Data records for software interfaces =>
* * *

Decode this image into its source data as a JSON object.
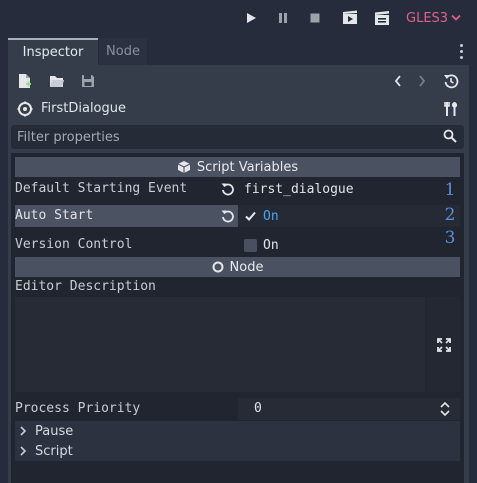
{
  "toolbar": {
    "icons": [
      "play-icon",
      "pause-icon",
      "stop-icon",
      "play-scene-icon",
      "play-custom-scene-icon"
    ],
    "renderer": "GLES3"
  },
  "tabs": [
    {
      "label": "Inspector",
      "active": true
    },
    {
      "label": "Node",
      "active": false
    }
  ],
  "inspector": {
    "object_name": "FirstDialogue",
    "filter_placeholder": "Filter properties"
  },
  "sections": {
    "script_variables": "Script Variables",
    "node": "Node"
  },
  "properties": {
    "default_starting_event": {
      "label": "Default Starting Event",
      "value": "first_dialogue"
    },
    "auto_start": {
      "label": "Auto Start",
      "value": "On",
      "checked": true
    },
    "version_control": {
      "label": "Version Control",
      "value": "On",
      "checked": false
    },
    "editor_description": {
      "label": "Editor Description",
      "value": ""
    },
    "process_priority": {
      "label": "Process Priority",
      "value": "0"
    }
  },
  "groups": {
    "pause": "Pause",
    "script": "Script"
  },
  "annotations": [
    "1",
    "2",
    "3"
  ],
  "colors": {
    "accent": "#4aa3f0",
    "renderer": "#e0608a",
    "annotation": "#5a8fd6"
  }
}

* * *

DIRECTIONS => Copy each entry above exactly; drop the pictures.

EXERCISE RESPONSE =>
Decode this image into its source data as a JSON object.
{
  "toolbar": {
    "icons": [
      "play-icon",
      "pause-icon",
      "stop-icon",
      "play-scene-icon",
      "play-custom-scene-icon"
    ],
    "renderer": "GLES3"
  },
  "tabs": [
    {
      "label": "Inspector",
      "active": true
    },
    {
      "label": "Node",
      "active": false
    }
  ],
  "inspector": {
    "object_name": "FirstDialogue",
    "filter_placeholder": "Filter properties"
  },
  "sections": {
    "script_variables": "Script Variables",
    "node": "Node"
  },
  "properties": {
    "default_starting_event": {
      "label": "Default Starting Event",
      "value": "first_dialogue"
    },
    "auto_start": {
      "label": "Auto Start",
      "value": "On",
      "checked": true
    },
    "version_control": {
      "label": "Version Control",
      "value": "On",
      "checked": false
    },
    "editor_description": {
      "label": "Editor Description",
      "value": ""
    },
    "process_priority": {
      "label": "Process Priority",
      "value": "0"
    }
  },
  "groups": {
    "pause": "Pause",
    "script": "Script"
  },
  "annotations": [
    "1",
    "2",
    "3"
  ],
  "colors": {
    "accent": "#4aa3f0",
    "renderer": "#e0608a",
    "annotation": "#5a8fd6"
  }
}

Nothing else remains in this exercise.